  • $\begingroup$ I think you need more conditions to ensure connected fibers. $\endgroup$ – Moishe Kohan Apr 17 at 20:31
  • $\begingroup$ @MoisheKohan: why? A connected $G$-cover $X \to Y$ is equivalent to the datum of a group epimorphism $\pi_1(Y-B)\to G,$ where $B$ is the branch locus. Or am I missing something? $\endgroup$ – Francesco Polizzi Apr 17 at 20:38
  • $\begingroup$ Yes, since you require connected fibers over $ \Sigma_b$. $\endgroup$ – Moishe Kohan Apr 17 at 20:44
  • $\begingroup$ Sorry, probably I do not understand. The fibre of $f \colon X \to \Sigma_b$ over a point $p \in \Sigma_b$ is the preimage in $X$, via $X \to \Sigma_b \times \Sigma_b$, of the corresponding fibre of $\Sigma_b \times \Sigma_b \to \Sigma_b$. Now, this preimage is the curve corresponding to the group homomorphism $$\psi_1 \colon \pi_1(\Sigma_b-\{p \}) \to G,$$ and this is connected because I am assuming that $\psi_1$ is onto.
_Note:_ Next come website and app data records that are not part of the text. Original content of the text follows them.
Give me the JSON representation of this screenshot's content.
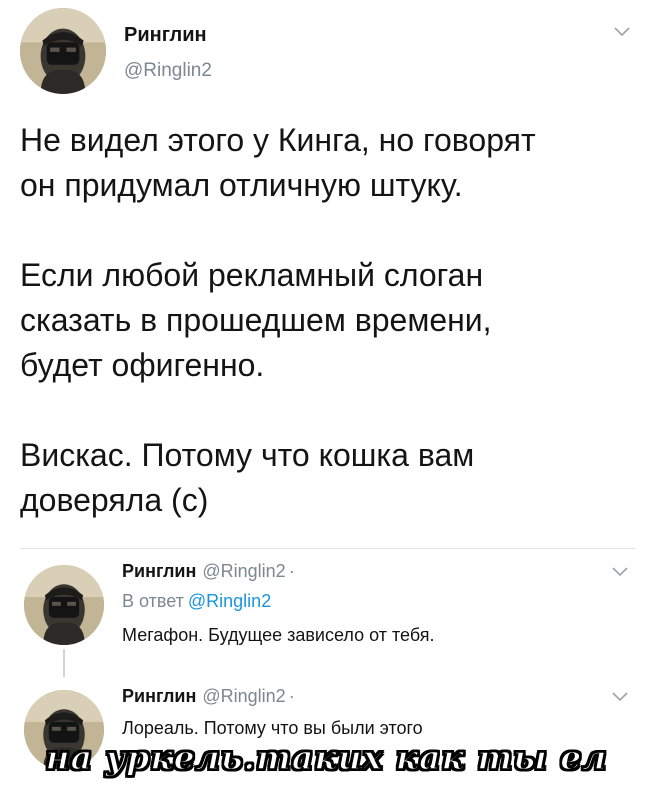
{
  "main_tweet": {
    "author_name": "Ринглин",
    "author_handle": "@Ringlin2",
    "avatar_icon": "masked-person-avatar",
    "menu_icon": "chevron-down-icon",
    "paragraphs": [
      [
        "Не видел этого у Кинга, но говорят",
        "он придумал отличную штуку."
      ],
      [
        "Если любой рекламный слоган",
        "сказать в прошедшем времени,",
        "будет офигенно."
      ],
      [
        "Вискас. Потому что кошка вам",
        "доверяла (с)"
      ]
    ]
  },
  "replies": [
    {
      "author_name": "Ринглин",
      "author_handle": "@Ringlin2",
      "separator": "·",
      "reply_to_prefix": "В ответ",
      "reply_to_handle": "@Ringlin2",
      "text": "Мегафон. Будущее зависело от тебя."
    },
    {
      "author_name": "Ринглин",
      "author_handle": "@Ringlin2",
      "separator": "·",
      "text": "Лореаль. Потому что вы были этого"
    }
  ],
  "overlay_caption": "на уркель.таких как ты ел",
  "colors": {
    "text": "#141414",
    "secondary": "#7d8790",
    "link": "#1b95e0",
    "divider": "#e3e6e8"
  }
}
Since one fibre is connected, all of them are so. Where am I wrong? $\endgroup$ – Francesco Polizzi Apr 17 at 21:24
  • 1
    $\begingroup$ Oh, sorry, somehow I missed the surjectivity assumption. $\endgroup$ – Moishe Kohan Apr 18 at 0:08

The $\tilde{\rho}$-invariants contain the $\tilde{\rho}_G$-invariants, at least.
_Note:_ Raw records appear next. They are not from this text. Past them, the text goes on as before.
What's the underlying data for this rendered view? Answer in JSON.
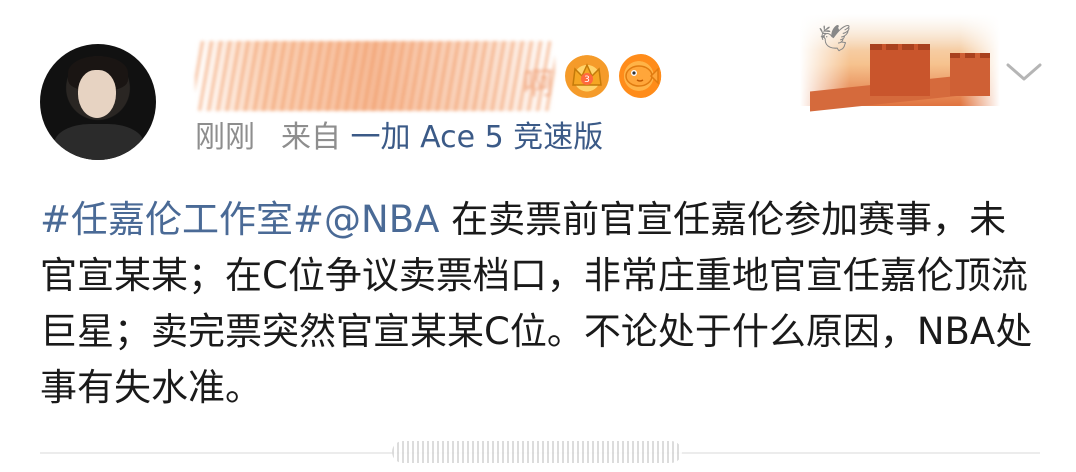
{
  "post": {
    "author": {
      "name_visible_fragment": "啊"
    },
    "badges": [
      {
        "icon": "crown-badge-icon",
        "label": "3"
      },
      {
        "icon": "fish-badge-icon"
      }
    ],
    "timestamp": "刚刚",
    "source_prefix": "来自",
    "source": "一加 Ace 5 竞速版",
    "content": {
      "topic1": "#任嘉伦工作室#",
      "mention": "@NBA",
      "text": " 在卖票前官宣任嘉伦参加赛事，未官宣某某；在C位争议卖票档口，非常庄重地官宣任嘉伦顶流巨星；卖完票突然官宣某某C位。不论处于什么原因，NBA处事有失水准。"
    }
  },
  "colors": {
    "link": "#4a6a96",
    "meta": "#8e8e8e",
    "text": "#1a1a1a"
  }
}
The map $\Sigma_g \to \Sigma_b$ defines a pullback map $ H^1( \Sigma_b, \mathbb Q) \to H^1(\Sigma_g, \mathbb Q) $ (i.e. cohomology is a contravariant functor).

The image of this pullback map is the $G$-invariants in $H^1(\Sigma_g, \mathbb Q)$. The image of this pullback map consists of $G$-invariants as a formal consequence of the fact that $G$ acts by automorphisms of $\Sigma_g$ over $\Sigma_b$. It consists of all the $G$-invariants because, given any $1$-form whose cohomology class is $G$-invariant, we can average to get a $1$-form that is itself $G$-invariant, which necessarily descends from $\Sigma_b$. (Or take the trace / integration map $H^1(\Sigma_g, \mathbb Q) \to H^1(\Sigma_b, \mathbb Q)$, divide by $|G|$, and pull back.)
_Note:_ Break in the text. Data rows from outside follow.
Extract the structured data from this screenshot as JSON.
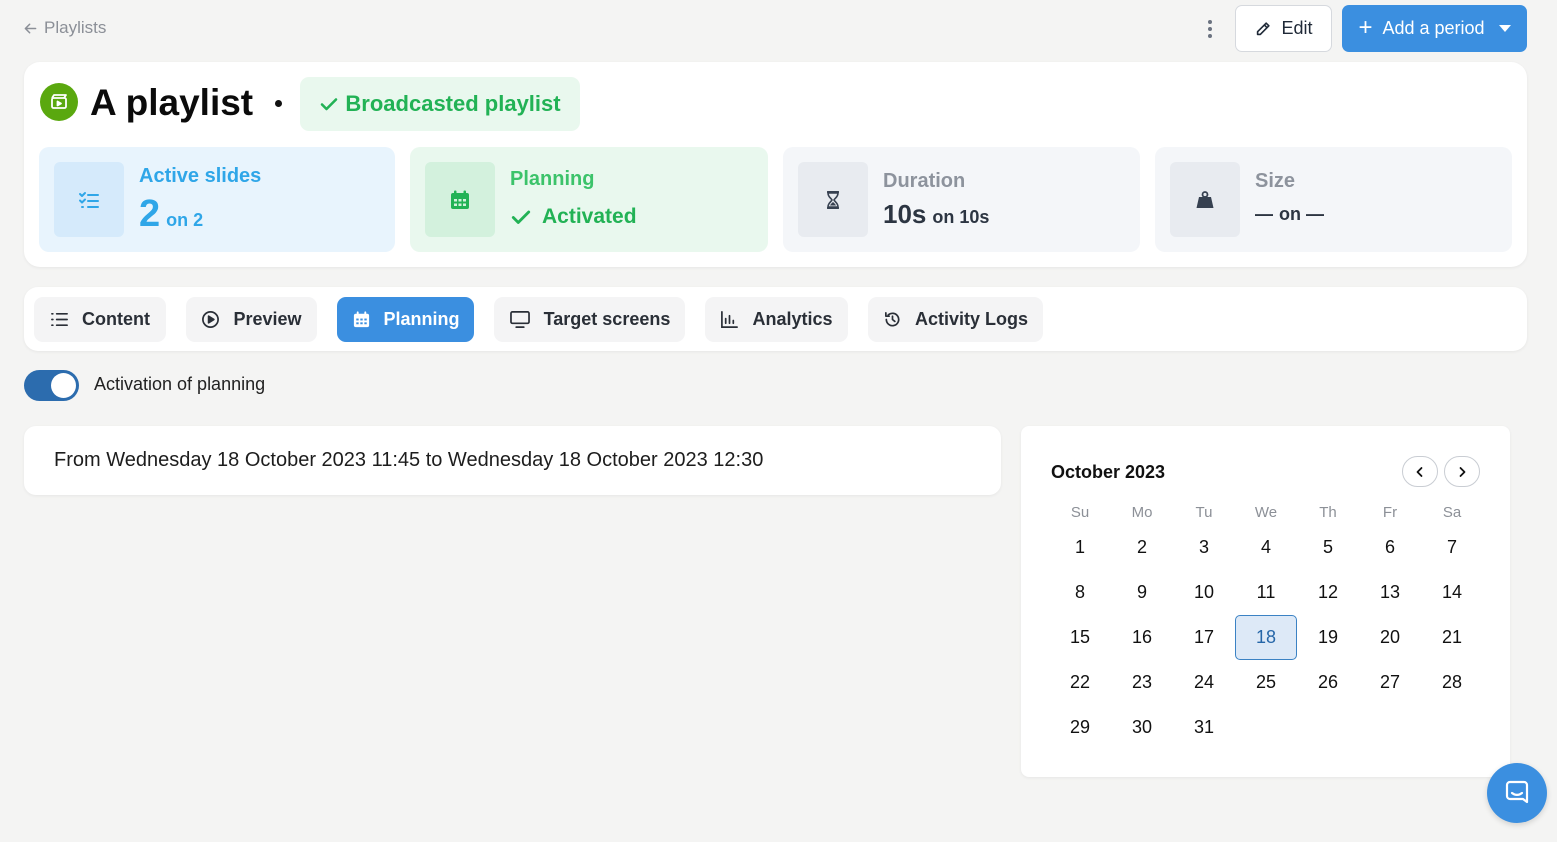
{
  "topbar": {
    "back_label": "Playlists",
    "edit_label": "Edit",
    "add_period_label": "Add a period"
  },
  "header": {
    "title": "A playlist",
    "badge": "Broadcasted playlist"
  },
  "stats": {
    "active_slides": {
      "label": "Active slides",
      "value": "2",
      "suffix": "on 2"
    },
    "planning": {
      "label": "Planning",
      "value": "Activated"
    },
    "duration": {
      "label": "Duration",
      "value": "10s",
      "suffix": "on 10s"
    },
    "size": {
      "label": "Size",
      "value": "—",
      "suffix": "on —"
    }
  },
  "tabs": [
    {
      "label": "Content",
      "icon": "list-icon"
    },
    {
      "label": "Preview",
      "icon": "play-circle-icon"
    },
    {
      "label": "Planning",
      "icon": "calendar-icon",
      "active": true
    },
    {
      "label": "Target screens",
      "icon": "monitor-icon"
    },
    {
      "label": "Analytics",
      "icon": "bar-chart-icon"
    },
    {
      "label": "Activity Logs",
      "icon": "history-icon"
    }
  ],
  "planning_toggle": {
    "label": "Activation of planning",
    "on": true
  },
  "period": {
    "text": "From Wednesday 18 October 2023 11:45 to Wednesday 18 October 2023 12:30"
  },
  "calendar": {
    "month_label": "October 2023",
    "weekdays": [
      "Su",
      "Mo",
      "Tu",
      "We",
      "Th",
      "Fr",
      "Sa"
    ],
    "weeks": [
      [
        "1",
        "2",
        "3",
        "4",
        "5",
        "6",
        "7"
      ],
      [
        "8",
        "9",
        "10",
        "11",
        "12",
        "13",
        "14"
      ],
      [
        "15",
        "16",
        "17",
        "18",
        "19",
        "20",
        "21"
      ],
      [
        "22",
        "23",
        "24",
        "25",
        "26",
        "27",
        "28"
      ],
      [
        "29",
        "30",
        "31"
      ]
    ],
    "selected_day": "18"
  },
  "colors": {
    "accent": "#3b8fe0",
    "success": "#22b255",
    "info": "#2fa6e8",
    "background": "#f4f4f3"
  }
}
We can check that this pullback map is invariant under the monodromy action of $\Sigma_g$. To do this, one way is to factor $\Sigma_g \to \Sigma_b$ as $\Sigma_g \to X \to \Sigma_b \times \Sigma_b \to \Sigma_b$, with the last map projection onto the left factor, and to note that the image of $H^1(X, \mathbb Q) \to H^1(\Sigma_g, \mathbb Q)$ is the $\pi_1(\Sigma_b)$-invariants of $H^1(X, \mathbb Q)$.

So the image of this map is contained in the monodromy invariants.

  • $\begingroup$ Thank you for the nice answer. Can you see any condition on the finite group $G$ implying equality? For instance, in my case $G$ is extra-special. $\endgroup$ – Francesco Polizzi Apr 17 at 22:11
  • $\begingroup$ @FrancescoPolizzi I currently can't see how to do any case except for abelian groups, which perhaps suggests that extra-special groups are not far off, but I don't see how to extend it yet. $\endgroup$ – Will Sawin Apr 17 at 22:26
  • $\begingroup$ Abelian groups cannot occur, since I want ramification on the diagonal, hence the image of the element $\gamma$, that is a non-trivial commutator in $\pi_1(\Sigma_g \times \Sigma_g - \Delta)$, must give a non-trivial commutator in $G$. For extra-special $p$-groups, this means that the image of $\gamma$ must lie in the center $Z(G) \simeq \mathbb{Z}_p$. Maybe, for extra-special $2$-groups one can say something more precise about the monodromies, since in that case the image of $\gamma$ is the unique generator of the center $Z(G) \simeq \mathbb{Z}_2$. $\endgroup$ – Francesco Polizzi Apr 17 at 22:32
  • $\begingroup$ @FrancescoPolizzi I mean, if you let $\gamma$ be trivial, the abelian case is OK. $\endgroup$ – Will Sawin Apr 17 at 22:47
  • $\begingroup$ Ah, ok. In my situation, since I am assuming actual ramification, then $\gamma$ is non-trivial (and moreover I have that $G/\langle \gamma \rangle$ is elementary abelian). $\endgroup$ – Francesco Polizzi Apr 18 at 7:38

Your Answer

By clicking “Post Your Answer”, you agree to our terms of service, privacy policy and cookie policy

Not the answer you're looking for? Browse other questions tagged or ask your own question.